Every company talks about being real, open and authentic and nobody does it it, my company, LexBlog included.
Being real, open and authentic requires a a company letting the outside world know what makes the company tick, what they’re working on, what they’re learning, what they’re struggling with and so much more.
This message, communication and engagement obviously has to come from the company’s team members – its employees. It sure can’t come from marketing, communications and PR – that would be lipstick in this situation.
With technology, enabling open and authentic dialogue is a snap. A blog and Facebook come to mind.
A blog works best as it enables a company to capture this historical “team diary,” enables indexing on Google for shared research, easy subscription via RSS and email and social sharing by the team and the public across Twitter, Facebook and LinkedIn.
So a blog it is for LexBlog – donuts.lexblog.com. Everyone of my teammates will have the capability of openly sharing what they’re working on. Tech, editorial, products, sales, support/success, operations and accounting, all are in.
No one is going to question each other for sharing too much. God knows, I am open as all get out about what LexBlog is working, what I’m excited about and where we’re challenged – on the road and, when I make the time, online.
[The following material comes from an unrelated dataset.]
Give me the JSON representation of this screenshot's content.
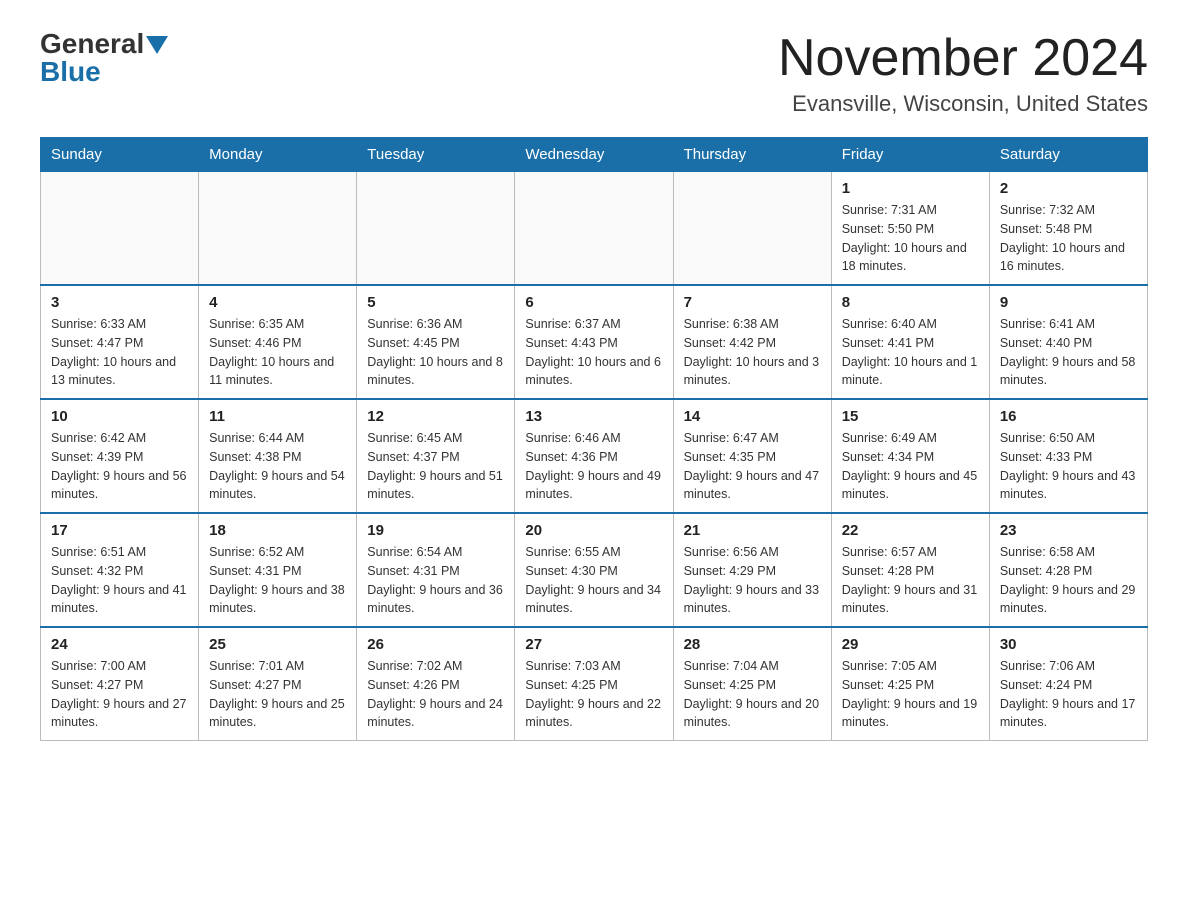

Let “being smart” be your guide.
The inspiration for donuts comes from blogging – as it was and still is – a conversation. Robert Scoble (@scobleizer) and Shel Israel (@shelisrael) authored the book, Naked Conversations: How Blogs Are Changing the Way Businesses Talk with Customers, eleven years ago.
The book is about how blogs, bloggers and the blogosphere is changing how businesses communicate with their consumers and other stakeholders. Rather than marketing speak, have an open dialogue with the outside world – or at least those who listen in.
And enabling the world to listen in is what being an open and authentic organization is all about.
Thirteen years ago, Scoble and three fellow Microsoft employees created Channel 9 for their company.
Microsoft was viewed as the evil empire. With Channel 9, Microsoft customers could listen in just as passengers on United Airlines could listen in on an unfiltered conversation in the cockpit via its audio Channel 9.
Channel 9 enabled Microsoft employees to share thoughts and work via blog-like posting and other media. Channel 9 enabled a conversation between Microsoft employees and its audience of customers, developers and the media – bloggers and traditional.
Rather than public relations, marketing and its chairman, Bill Gates, Microsoft could have a real voice through its employees and listen to people as real people themselves.
Customers/developers could nurture relationships with Microsoft employees, share input and feedback with Microsoft developers and ultimately, shape future product development.
When it came time to buy, customers (often technology companies and their developers) were buying products they knew were coming, that they helped shape, and from people they trusted and from a company with whom they had a real relationship.
Microsoft employees learned through this dialogue. First they shaped their thinking through writing and by attracting people with similar interests they grew a “learning network.”
The “Channel 9 Doctrine” is inspiring and can guide our efforts at “donuts.”
- Channel 9 is all about the conversation. Channel 9 should inspire Microsoft and our customers to talk in an honest and human voice. Channel 9 is not a marketing tool, not a PR tool, not a lead generation tool.
- Be a human being. Channel 9 is a place for us to be ourselves, to share who we are, and for us to learn who our customers are
- Learn by listening. When our customers speak, learn from them. Don’t get defensive, don’t argue for the sake of argument. Listen and take what benefits you to heart.
- Be smart. Think before you speak, there are some conversations which have no benefit other than to reinforce stereotypes or create negative situations.
- Marketing has no place on Channel 9. When we spend money on Channel 9 the goal is to surprise and delight, not to promote or preach.
- Don’t shock the system. Lasting change only happens in baby steps.
- Know when to turn the mic off. There are some topics which will only result in problems when you discuss them. This has nothing to do with censorship, but with working within the reality of the system that exists in our world today. You will not change anything by taking on legal or financial issues, you will only shock the system, spook the passengers, and create a negative situation.
- Don’t be a jerk. Nobody likes mean people.
- Commit to the conversation. Don’t stop listening just because you are busy. Don’t stop participating because you don’t agree with someone. Relationships are not built in a day, be in it for the long haul and we will all reap the benefits as an industry.
Hey, donuts is just starting. One post from Garry Vander Voort, our COO is all we’ve got so far. But I am optimistic, I’ve got a heck of a talented, caring and passionate team. I can’t wait to turn their thinking loose on you – and your thinking loose on us. .
Why “donuts?” It seemed obvious, with all our products named after doughnut types from a Seattle donut chain. Maybe Josh Lynch, our CTO, can chime in with why donuts for product names.